Professor Ross Baker spoke on the topic of ‘WA Research Response to COVID-19’ at the Science on the Swan health and medical research conference on Monday. Held by The Western Australian Health Translation Network’s (WAHTN), the conference had a strong focus on the state’s health response to COVID-19. Prof. Baker shared PBI’s findings in relation to COVID-19 and thrombotic events, completed by himself and fellow PBI researchers, Jim Tiao and Grace Gilmore.

Below is a summary of Professor Baker’s discussion at the conference.

COVID-19 infection is associated with a significant risk of thrombotic events ranging from arterial embolism (blockage in an artery), acute pulmonary embolism (blockage in the lung arteries), deep vein thrombosis, microvascular (small vessel) thrombosis and stroke. It is a very common problem occurring in 1 in 4 patients with severe COVID-19 infection and it is resistant to standard treatments. Patients with COVID-19 and thrombosis have a five-fold increase in mortality and the unusual microvascular thrombosis may contribute to the reported long-term weakening and persistent symptoms in COVID-19 survivors.

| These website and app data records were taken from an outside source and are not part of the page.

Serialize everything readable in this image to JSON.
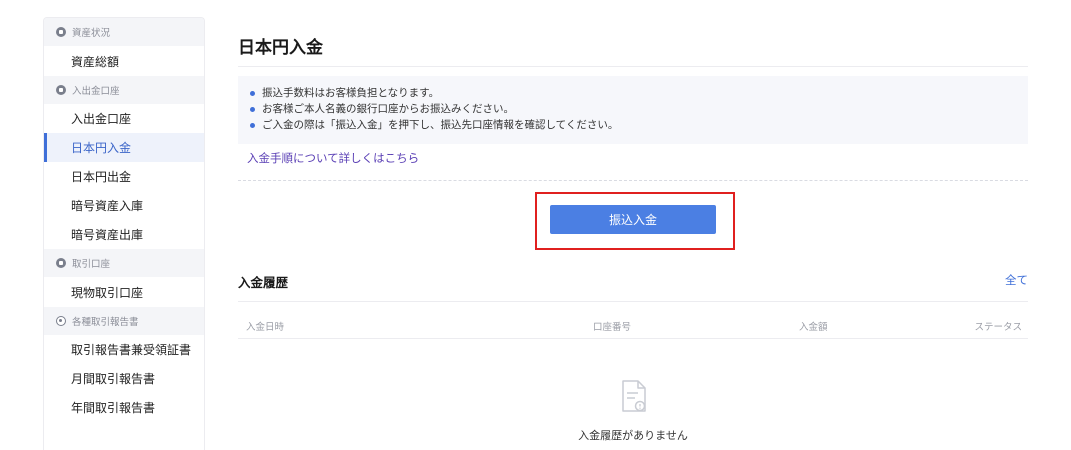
{
  "sidebar": {
    "sections": [
      {
        "label": "資産状況",
        "items": [
          "資産総額"
        ]
      },
      {
        "label": "入出金口座",
        "items": [
          "入出金口座",
          "日本円入金",
          "日本円出金",
          "暗号資産入庫",
          "暗号資産出庫"
        ]
      },
      {
        "label": "取引口座",
        "items": [
          "現物取引口座"
        ]
      },
      {
        "label": "各種取引報告書",
        "items": [
          "取引報告書兼受領証書",
          "月間取引報告書",
          "年間取引報告書"
        ]
      }
    ],
    "active_item": "日本円入金"
  },
  "main": {
    "title": "日本円入金",
    "notices": [
      "振込手数料はお客様負担となります。",
      "お客様ご本人名義の銀行口座からお振込みください。",
      "ご入金の際は「振込入金」を押下し、振込先口座情報を確認してください。"
    ],
    "help_link": "入金手順について詳しくはこちら",
    "transfer_button": "振込入金",
    "history": {
      "title": "入金履歴",
      "all_link": "全て",
      "columns": [
        "入金日時",
        "口座番号",
        "入金額",
        "ステータス"
      ],
      "empty_text": "入金履歴がありません"
    }
  },
  "colors": {
    "accent": "#4b7fe3",
    "link": "#5a3fb5",
    "highlight": "#e0201f",
    "active_bg": "#eef2fb"
  }
}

The development of COVID-19 related thrombosis is complex and includes many factors. It involves the interaction between the body’s normal blood clotting process and how it responds to the way its immune system reacts to the COVID-19 infection. In collaboration with an Irish COVID-19 Study looking at diseases affecting blood vessels, we have explored the imbalance between two specific components essential in the blood clotting process (von Willebrand factor (VWF) and ADAMTS-13) in COVID-19 infection. Raised levels of VWF is a risk factor for thrombosis in the veins. ADAMTS-13 circulates around the body and cuts or chops the ultra large overactive VWF and helps regulate the platelets involved in thrombus growth and blood vessel obstruction.

Our research has found a five-fold increase in VWF and a severe deficiency of ADAMTS-13 in patients with COVID-19 infection, indicating a serious imbalance of this important relationship and the formation of thrombus. The signals or messages which promote an inflammatory response and prevent the function of ADAMTS-13 were also significantly elevated. We are currently examining whether the immune system develops proteins which mistakenly attack ADAMTS-13 in patients infected with COVID-19. This could lead to different therapeutic interventions, including using specific platelet-VWF inhibitors or genetically engineered ADAMTS-13, that are currently in clinical testing for treatment of rarer thrombotic disorders.